After yesterday’s report, a couple of people noted that Facebook is a free site. Facebook is NOT a free site if you have to pay for your posts to be seen. You also sometimes have to pay $5 to send a message to another user if they’re not yet on your friend list. Some commenters even tried waving around the existing policy as a means of validating their flimsy opinion.
Let me make this perfectly clear for you: Like Pages have a lot of limitations in comparison to personal Facebook pages.
Tagging anything is a nightmare, for instance, and performers use these pages to promote their product. Unless I am living in an alternate reality, Seattle doesn’t really pay their performers hardly ANYTHING close to what they deserve, not to mention drag as a hobby is expensive in and of itself. And, even if you pay Facebook to have your posts seen, the other million issues render the Fan Page obsolete.
This also isn’t just an exclusive problem for performance art, it is also affecting Native American citizens as well as our transgendered friends and family. Sure, it might seem trivial to someone that is absolutely not involved in any of those communities, but:
1. Transgendered people are already marginalized enough as it stands right now. Coming from a once progressive website that allows you to include civil unions and switch your gender to whatever makes you happiest, it seems very out of place for Facebook to force trans* people to send their government ID to the Facebook HQ. Why would they need your ID at all?
2. Why the hell are they forcing Native Americans to show their ‘real name’? Who’s to say the name that was given to them on the reservation isn’t their real name? When did Facebook become the office for Social Security?
3. As for performers, their drag Facebook served as a personal, online portfolio that was/can be used to sell themselves to local agents, clubs, and whoever else they need. Understandably, being told to ditch all of those years of photos and all of those years of networking is not only unsettling, it’s just plain unnecessary.

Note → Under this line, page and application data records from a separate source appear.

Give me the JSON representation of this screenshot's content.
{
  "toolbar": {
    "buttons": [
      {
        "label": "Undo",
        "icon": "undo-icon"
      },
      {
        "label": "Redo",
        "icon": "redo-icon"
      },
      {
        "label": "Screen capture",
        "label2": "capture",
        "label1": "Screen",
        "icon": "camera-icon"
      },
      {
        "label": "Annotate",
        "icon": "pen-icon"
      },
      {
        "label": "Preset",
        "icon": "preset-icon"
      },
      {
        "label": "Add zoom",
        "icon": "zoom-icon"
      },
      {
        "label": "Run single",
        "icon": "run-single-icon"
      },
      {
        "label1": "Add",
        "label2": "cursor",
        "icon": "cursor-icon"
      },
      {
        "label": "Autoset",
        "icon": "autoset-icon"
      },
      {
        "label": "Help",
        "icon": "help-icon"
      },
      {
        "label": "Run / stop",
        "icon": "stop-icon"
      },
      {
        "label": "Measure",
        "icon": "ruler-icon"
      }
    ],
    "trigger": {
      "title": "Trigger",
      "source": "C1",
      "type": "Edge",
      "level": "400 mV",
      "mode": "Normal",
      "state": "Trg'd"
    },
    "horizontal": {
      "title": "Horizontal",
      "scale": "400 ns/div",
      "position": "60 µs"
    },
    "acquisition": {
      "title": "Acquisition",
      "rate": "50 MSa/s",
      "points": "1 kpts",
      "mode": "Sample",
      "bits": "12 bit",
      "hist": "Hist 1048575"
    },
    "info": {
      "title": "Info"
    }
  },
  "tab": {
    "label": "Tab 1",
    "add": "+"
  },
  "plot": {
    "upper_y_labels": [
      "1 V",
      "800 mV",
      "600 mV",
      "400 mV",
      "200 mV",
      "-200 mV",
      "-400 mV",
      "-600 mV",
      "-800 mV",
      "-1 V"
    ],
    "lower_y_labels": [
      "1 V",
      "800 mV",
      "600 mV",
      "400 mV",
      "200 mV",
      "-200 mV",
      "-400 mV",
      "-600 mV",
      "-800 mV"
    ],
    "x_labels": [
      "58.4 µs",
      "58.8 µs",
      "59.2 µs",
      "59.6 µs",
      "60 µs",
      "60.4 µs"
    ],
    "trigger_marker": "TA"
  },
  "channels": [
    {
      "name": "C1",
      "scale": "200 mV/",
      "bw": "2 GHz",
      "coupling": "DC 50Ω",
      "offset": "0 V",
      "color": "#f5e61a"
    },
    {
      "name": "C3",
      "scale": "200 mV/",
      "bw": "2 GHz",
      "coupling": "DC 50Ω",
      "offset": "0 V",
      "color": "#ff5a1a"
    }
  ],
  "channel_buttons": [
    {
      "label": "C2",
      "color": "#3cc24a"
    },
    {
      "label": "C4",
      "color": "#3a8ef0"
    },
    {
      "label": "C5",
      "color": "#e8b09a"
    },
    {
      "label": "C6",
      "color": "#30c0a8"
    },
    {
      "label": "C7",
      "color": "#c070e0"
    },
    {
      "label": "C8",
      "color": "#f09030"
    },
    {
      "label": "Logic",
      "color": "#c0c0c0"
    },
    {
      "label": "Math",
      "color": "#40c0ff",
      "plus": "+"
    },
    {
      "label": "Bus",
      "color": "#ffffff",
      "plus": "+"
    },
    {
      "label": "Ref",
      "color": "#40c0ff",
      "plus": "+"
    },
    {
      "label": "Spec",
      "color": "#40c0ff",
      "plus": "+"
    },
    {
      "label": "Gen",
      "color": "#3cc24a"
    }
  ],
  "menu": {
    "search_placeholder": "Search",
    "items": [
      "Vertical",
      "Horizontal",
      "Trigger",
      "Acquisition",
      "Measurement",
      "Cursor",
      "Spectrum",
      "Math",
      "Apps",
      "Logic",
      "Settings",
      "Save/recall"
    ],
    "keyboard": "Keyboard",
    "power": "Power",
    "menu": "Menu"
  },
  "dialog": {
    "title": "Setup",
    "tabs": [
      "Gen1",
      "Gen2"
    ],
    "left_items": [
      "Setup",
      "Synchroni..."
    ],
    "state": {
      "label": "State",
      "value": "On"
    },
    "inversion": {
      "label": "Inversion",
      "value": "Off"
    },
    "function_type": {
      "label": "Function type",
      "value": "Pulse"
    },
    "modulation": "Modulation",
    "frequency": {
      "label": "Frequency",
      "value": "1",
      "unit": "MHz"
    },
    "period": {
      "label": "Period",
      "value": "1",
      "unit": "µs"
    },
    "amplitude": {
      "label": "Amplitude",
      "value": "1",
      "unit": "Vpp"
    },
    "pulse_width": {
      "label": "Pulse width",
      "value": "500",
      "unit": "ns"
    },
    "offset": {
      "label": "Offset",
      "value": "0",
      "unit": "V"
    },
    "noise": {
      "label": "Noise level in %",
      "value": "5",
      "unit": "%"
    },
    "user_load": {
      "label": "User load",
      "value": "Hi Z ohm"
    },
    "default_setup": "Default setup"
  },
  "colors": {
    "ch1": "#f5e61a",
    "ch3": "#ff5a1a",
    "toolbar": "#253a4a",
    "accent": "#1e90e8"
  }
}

And so, if you’re actually wanting to help the cause, instead of uselessly commenting with outdated policies, you can head on over to Olivia LaGarce’s Change.org campaign. Seattle Gay Scene fully supports this campaign, even if Facebook/Big Brother keeps trying to shut everything down.